======== Study material ========
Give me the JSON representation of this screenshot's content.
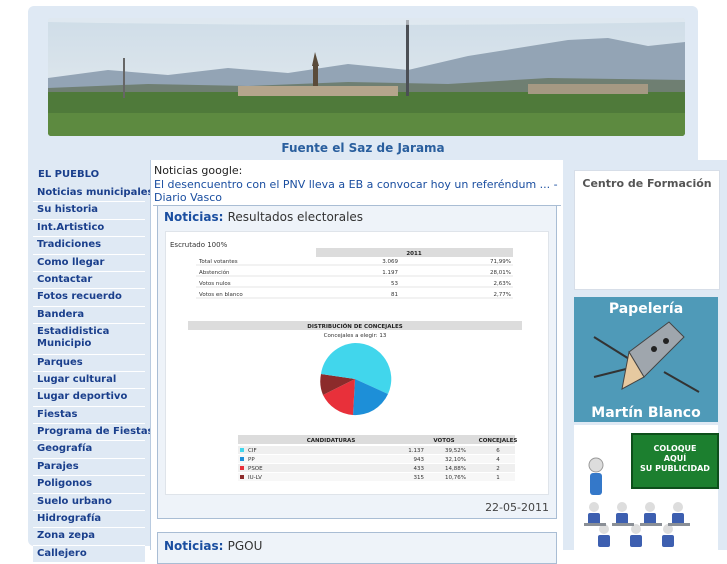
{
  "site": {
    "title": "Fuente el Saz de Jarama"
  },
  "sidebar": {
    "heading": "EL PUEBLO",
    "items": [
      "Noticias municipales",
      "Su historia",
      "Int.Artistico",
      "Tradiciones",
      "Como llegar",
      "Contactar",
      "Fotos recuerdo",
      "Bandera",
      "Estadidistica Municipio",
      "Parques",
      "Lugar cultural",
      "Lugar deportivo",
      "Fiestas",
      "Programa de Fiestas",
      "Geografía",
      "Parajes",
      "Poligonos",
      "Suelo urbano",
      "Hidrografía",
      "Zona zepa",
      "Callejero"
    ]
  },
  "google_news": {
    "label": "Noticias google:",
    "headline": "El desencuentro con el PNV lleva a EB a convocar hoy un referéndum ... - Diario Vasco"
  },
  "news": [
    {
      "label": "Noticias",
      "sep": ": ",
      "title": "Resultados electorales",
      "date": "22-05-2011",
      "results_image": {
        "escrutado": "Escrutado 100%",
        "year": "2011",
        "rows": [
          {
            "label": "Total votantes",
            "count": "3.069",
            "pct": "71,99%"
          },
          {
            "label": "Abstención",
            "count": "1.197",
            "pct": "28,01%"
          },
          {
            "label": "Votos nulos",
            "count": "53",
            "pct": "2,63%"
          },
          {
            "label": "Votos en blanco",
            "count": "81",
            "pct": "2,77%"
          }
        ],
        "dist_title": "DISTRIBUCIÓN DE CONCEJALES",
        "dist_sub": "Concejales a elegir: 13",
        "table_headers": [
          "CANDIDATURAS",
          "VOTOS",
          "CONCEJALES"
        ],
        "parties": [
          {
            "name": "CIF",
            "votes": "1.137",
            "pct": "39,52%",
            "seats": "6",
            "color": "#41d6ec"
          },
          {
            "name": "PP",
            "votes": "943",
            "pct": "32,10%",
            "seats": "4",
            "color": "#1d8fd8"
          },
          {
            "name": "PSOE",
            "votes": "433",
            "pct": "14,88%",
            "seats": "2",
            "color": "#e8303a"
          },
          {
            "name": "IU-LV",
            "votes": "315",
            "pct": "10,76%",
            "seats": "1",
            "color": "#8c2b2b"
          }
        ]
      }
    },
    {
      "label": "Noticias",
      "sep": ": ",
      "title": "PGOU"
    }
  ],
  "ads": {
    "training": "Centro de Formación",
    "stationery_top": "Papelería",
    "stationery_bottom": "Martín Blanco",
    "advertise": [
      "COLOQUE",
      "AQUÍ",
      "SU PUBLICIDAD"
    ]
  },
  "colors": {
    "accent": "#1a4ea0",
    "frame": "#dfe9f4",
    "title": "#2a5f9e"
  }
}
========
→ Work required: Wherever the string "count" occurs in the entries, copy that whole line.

→ Result below:
            "count": "3.069",
            "count": "1.197",
            "count": "53",
            "count": "81",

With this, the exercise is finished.